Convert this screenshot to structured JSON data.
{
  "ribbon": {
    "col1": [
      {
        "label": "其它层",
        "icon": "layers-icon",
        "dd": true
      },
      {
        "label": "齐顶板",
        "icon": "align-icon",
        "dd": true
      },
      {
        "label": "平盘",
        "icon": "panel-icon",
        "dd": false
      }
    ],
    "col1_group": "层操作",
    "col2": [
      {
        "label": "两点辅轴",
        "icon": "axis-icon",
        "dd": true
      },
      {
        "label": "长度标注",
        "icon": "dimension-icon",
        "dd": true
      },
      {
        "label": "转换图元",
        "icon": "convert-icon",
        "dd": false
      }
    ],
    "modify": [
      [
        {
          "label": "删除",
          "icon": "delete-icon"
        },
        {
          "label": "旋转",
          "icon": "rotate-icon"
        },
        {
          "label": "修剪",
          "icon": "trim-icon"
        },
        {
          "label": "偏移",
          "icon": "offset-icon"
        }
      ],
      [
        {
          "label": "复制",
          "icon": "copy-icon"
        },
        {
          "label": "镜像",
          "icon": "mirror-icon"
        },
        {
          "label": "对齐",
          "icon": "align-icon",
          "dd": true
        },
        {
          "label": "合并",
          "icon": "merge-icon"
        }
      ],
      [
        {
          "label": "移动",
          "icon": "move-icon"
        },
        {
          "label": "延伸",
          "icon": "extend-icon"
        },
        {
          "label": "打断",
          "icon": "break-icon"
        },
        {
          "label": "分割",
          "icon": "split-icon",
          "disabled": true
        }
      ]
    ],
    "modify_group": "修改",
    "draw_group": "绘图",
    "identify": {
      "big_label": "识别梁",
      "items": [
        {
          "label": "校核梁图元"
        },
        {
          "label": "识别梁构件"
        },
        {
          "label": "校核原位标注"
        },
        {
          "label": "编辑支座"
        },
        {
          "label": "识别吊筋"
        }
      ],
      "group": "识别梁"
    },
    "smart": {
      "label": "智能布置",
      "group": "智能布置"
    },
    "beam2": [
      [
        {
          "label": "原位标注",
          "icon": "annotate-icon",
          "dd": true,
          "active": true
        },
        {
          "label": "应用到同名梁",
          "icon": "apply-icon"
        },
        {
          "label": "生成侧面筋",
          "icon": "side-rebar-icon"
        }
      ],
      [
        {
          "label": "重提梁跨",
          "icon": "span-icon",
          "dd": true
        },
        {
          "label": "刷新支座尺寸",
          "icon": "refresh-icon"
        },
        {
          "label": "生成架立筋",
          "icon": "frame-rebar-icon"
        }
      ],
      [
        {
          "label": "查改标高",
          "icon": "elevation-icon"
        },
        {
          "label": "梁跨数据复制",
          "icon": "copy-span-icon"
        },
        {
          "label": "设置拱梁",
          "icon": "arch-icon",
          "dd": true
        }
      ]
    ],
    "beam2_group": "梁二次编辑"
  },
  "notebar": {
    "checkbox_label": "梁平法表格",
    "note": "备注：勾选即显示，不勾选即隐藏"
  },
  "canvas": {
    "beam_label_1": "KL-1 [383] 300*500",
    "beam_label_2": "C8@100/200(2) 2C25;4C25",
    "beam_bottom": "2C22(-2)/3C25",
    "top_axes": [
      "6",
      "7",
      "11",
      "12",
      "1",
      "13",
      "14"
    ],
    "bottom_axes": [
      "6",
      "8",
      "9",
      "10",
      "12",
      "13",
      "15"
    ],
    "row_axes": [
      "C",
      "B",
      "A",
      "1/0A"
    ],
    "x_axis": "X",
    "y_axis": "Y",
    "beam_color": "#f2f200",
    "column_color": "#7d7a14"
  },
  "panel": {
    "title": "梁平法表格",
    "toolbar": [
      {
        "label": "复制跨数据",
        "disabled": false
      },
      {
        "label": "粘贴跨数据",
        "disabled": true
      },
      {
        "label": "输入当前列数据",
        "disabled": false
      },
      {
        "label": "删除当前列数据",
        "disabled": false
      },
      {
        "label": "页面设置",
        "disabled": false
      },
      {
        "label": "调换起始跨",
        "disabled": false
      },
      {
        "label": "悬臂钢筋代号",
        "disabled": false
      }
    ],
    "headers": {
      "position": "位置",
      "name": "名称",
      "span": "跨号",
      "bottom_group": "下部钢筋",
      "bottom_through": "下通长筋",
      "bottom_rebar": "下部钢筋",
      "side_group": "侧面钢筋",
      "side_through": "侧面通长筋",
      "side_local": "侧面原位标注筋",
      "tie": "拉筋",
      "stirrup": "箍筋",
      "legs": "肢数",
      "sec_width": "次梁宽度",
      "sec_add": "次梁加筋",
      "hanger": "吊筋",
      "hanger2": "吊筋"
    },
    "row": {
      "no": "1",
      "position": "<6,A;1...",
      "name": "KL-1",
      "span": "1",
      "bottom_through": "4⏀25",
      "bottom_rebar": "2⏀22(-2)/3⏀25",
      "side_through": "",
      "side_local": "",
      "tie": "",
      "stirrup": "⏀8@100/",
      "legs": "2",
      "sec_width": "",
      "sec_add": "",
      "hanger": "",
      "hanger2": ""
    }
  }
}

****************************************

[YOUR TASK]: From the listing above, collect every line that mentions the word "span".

[SOLUTION TO THE PROBLEM]:
          "icon": "span-icon",
          "icon": "copy-span-icon"
      "span": "跨号",
      "span": "1",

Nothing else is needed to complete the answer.